Late Tuesday night, scientists at NASA’s Jet Propulsion Laboratory sent their final data uplink to the Opportunity rover on Mars. Over this connection, via the Deep Space Network, the American jazz singer Billie Holiday crooned “I’ll Be Seeing You,” a song that closes with the lines:
I’ll find you in the morning sun
And when the night is new
I’ll be looking at the moon
But I’ll be seeing you
The scientists waited to hear some response from their long-silent rover, which had been engulfed in a global dust storm last June, likely coating its solar panels in a fatal layer of dust. Since then, the team of scientists and engineers has sent more than 835 commands, hoping the rover will wake up from its long slumber—that perhaps winds on Mars might have blown off some of the dust that covered the panels.

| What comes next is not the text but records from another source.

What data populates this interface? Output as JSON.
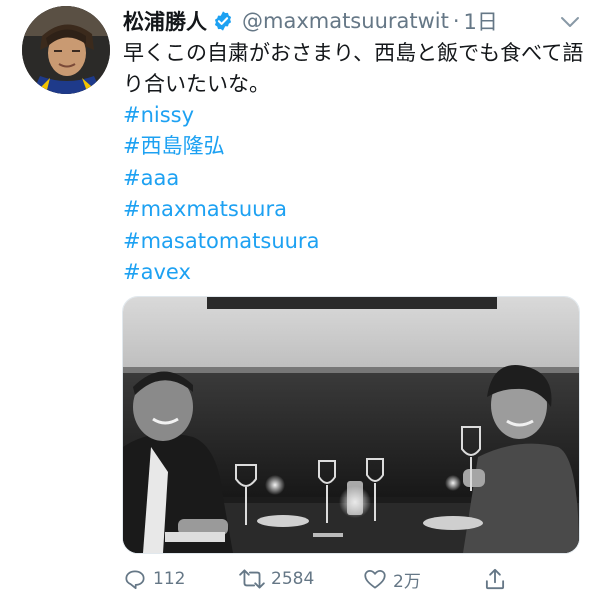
{
  "tweet": {
    "author_name": "松浦勝人",
    "handle": "@maxmatsuuratwit",
    "separator": "·",
    "time": "1日",
    "text": "早くこの自粛がおさまり、西島と飯でも食べて語り合いたいな。",
    "hashtags": [
      "#nissy",
      "#西島隆弘",
      "#aaa",
      "#maxmatsuura",
      "#masatomatsuura",
      "#avex"
    ],
    "reply_count": "112",
    "retweet_count": "2584",
    "like_count": "2万"
  },
  "icons": {
    "verified": "verified-badge-icon",
    "caret": "chevron-down-icon",
    "reply": "reply-icon",
    "retweet": "retweet-icon",
    "like": "heart-icon",
    "share": "share-icon"
  },
  "colors": {
    "text": "#14171a",
    "secondary": "#657786",
    "link": "#1da1f2",
    "verified": "#1da1f2"
  }
}
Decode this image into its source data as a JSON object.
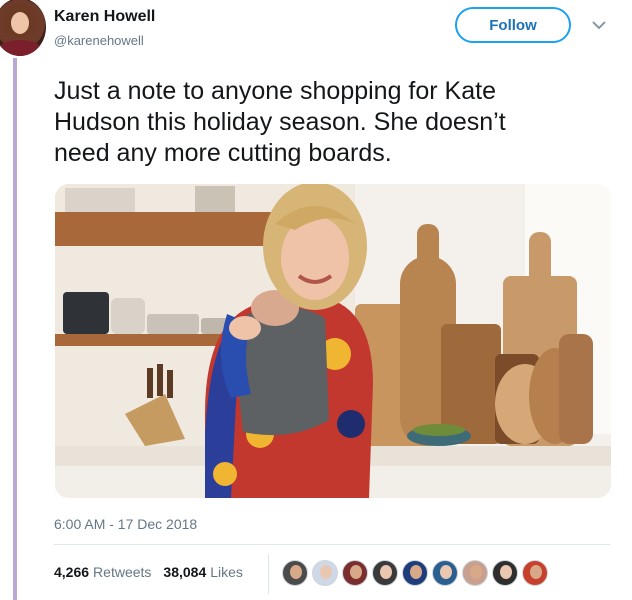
{
  "author": {
    "name": "Karen Howell",
    "handle": "@karenehowell"
  },
  "follow_label": "Follow",
  "tweet": {
    "line1": "Just a note to anyone shopping for Kate",
    "line2": "Hudson this holiday season. She doesn’t",
    "line3": "need any more cutting boards."
  },
  "timestamp": "6:00 AM - 17 Dec 2018",
  "stats": {
    "retweets_count": "4,266",
    "retweets_label": "Retweets",
    "likes_count": "38,084",
    "likes_label": "Likes"
  },
  "colors": {
    "accent": "#1da1f2",
    "thread_line": "#b9a7d4"
  },
  "liker_avatars": [
    "#4b4b4b",
    "#cfd8e6",
    "#7a2e2e",
    "#3a3a3a",
    "#1f3d7a",
    "#2b5f8f",
    "#c9a090",
    "#2e2e2e",
    "#c6402c"
  ]
}
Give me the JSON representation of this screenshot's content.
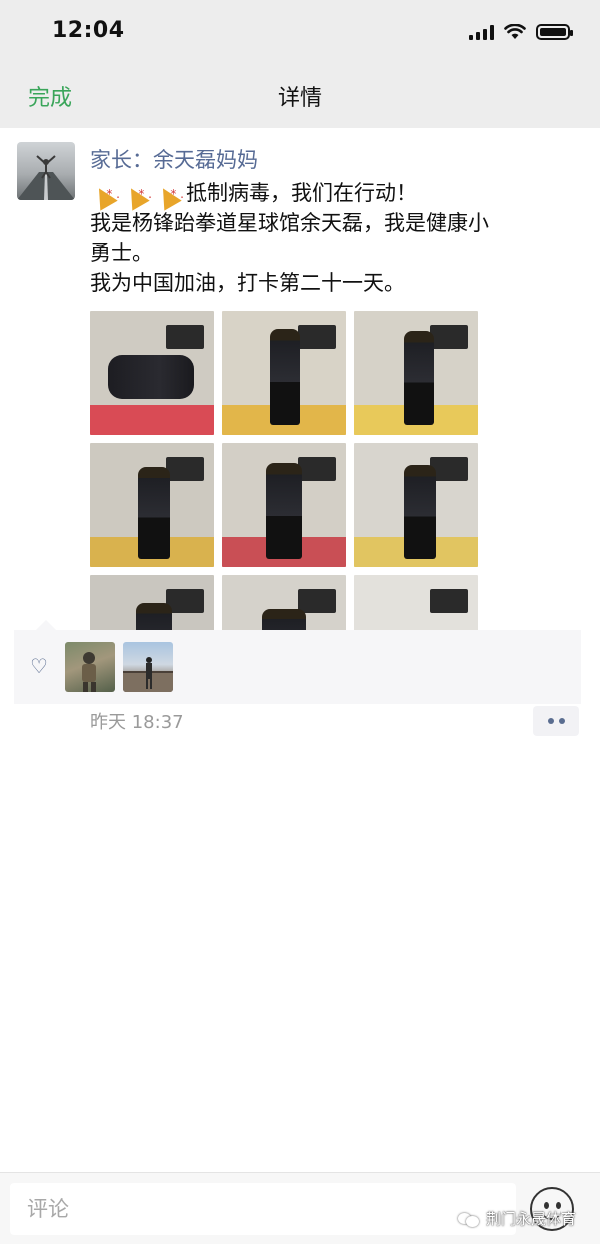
{
  "status_bar": {
    "time": "12:04"
  },
  "nav": {
    "done_label": "完成",
    "title": "详情"
  },
  "post": {
    "author": "家长：余天磊妈妈",
    "lines": [
      "抵制病毒，我们在行动！",
      "我是杨锋跆拳道星球馆余天磊，我是健康小",
      "勇士。",
      "我为中国加油，打卡第二十一天。"
    ],
    "emoji": [
      "party-popper-icon",
      "party-popper-icon",
      "party-popper-icon"
    ],
    "photo_count": 9,
    "time": "昨天 18:37"
  },
  "likes": {
    "icon": "heart-icon",
    "count": 2
  },
  "comment": {
    "placeholder": "评论"
  },
  "watermark": {
    "text": "荆门永晟体育"
  },
  "colors": {
    "accent_green": "#3aa55a",
    "link_blue": "#576b95",
    "nav_bg": "#ededed"
  }
}
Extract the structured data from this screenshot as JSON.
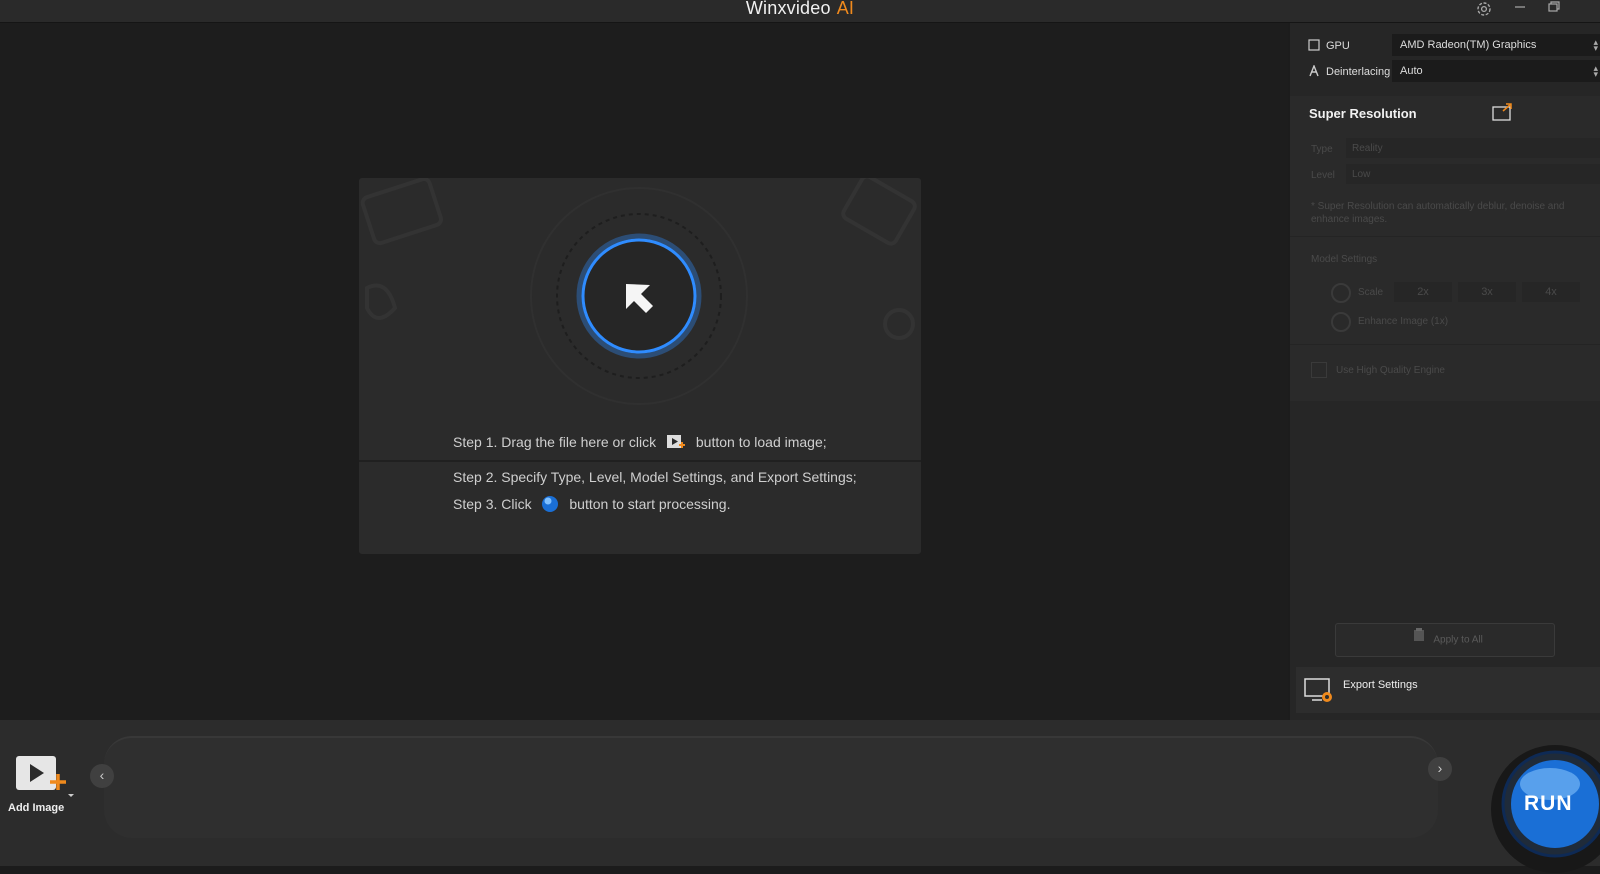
{
  "app": {
    "title": "Winxvideo",
    "title_suffix": "AI"
  },
  "dropzone": {
    "step1_prefix": "Step 1. Drag the file here or click",
    "step1_suffix": "button to load image;",
    "step2": "Step 2. Specify Type, Level, Model Settings, and Export Settings;",
    "step3_prefix": "Step 3. Click",
    "step3_suffix": "button to start processing."
  },
  "right_panel": {
    "gpu": {
      "label": "GPU",
      "value": "AMD Radeon(TM) Graphics"
    },
    "deinterlacing": {
      "label": "Deinterlacing",
      "value": "Auto"
    },
    "super_resolution": {
      "title": "Super Resolution",
      "type_label": "Type",
      "type_value": "Reality",
      "level_label": "Level",
      "level_value": "Low",
      "note": "* Super Resolution can automatically deblur, denoise and enhance images.",
      "model_settings_label": "Model Settings",
      "scale_label": "Scale",
      "scale_options": [
        "2x",
        "3x",
        "4x"
      ],
      "enhance_label": "Enhance Image (1x)",
      "hq_engine_label": "Use High Quality Engine"
    },
    "apply_all_label": "Apply to All",
    "export_settings_label": "Export Settings"
  },
  "bottom": {
    "add_image_label": "Add Image",
    "run_label": "RUN"
  },
  "colors": {
    "accent_orange": "#f08a1d",
    "ring_blue": "#2f8cff",
    "run_blue": "#1a6fd6"
  },
  "icons": [
    "settings-icon",
    "minimize-icon",
    "restore-icon",
    "cursor-arrow-icon",
    "add-image-icon",
    "run-ball-icon",
    "gpu-chip-icon",
    "deinterlace-icon",
    "expand-icon",
    "apply-icon",
    "export-settings-icon",
    "chevron-left-icon",
    "chevron-right-icon"
  ]
}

So on Tuesday night, they listened. They reminisced. But in the end, no response came. Opportunity would finally be declared dead on Sol 5352, as in five thousand, three hundred, and fifty-two days on Mars. NASA is expected to make it official at 2pm ET Wednesday, when NASA Administrator Jim Bridenstine and the chief of the agency’s science division, Thomas Zurbuchen, convene a news conference.
Opportunity landed on Mars more than 15 Earth years ago, on January 25, 2004. So much time has passed since then. Facebook would not be created until a month later. YouTube would not get its first video upload for more than a year. George W. Bush was still in his first presidential term. NASA’s Cassini spacecraft had not yet even arrived in the Saturn system.
And yet from that moment on, Opportunity and its sister rover Spirit began plugging along the surface of Mars. Originally designed for 90-day lifetimes, the rovers persisted. Spirit lasted until 2010, when its batteries were unable to keep the spacecraft’s critical components from freezing.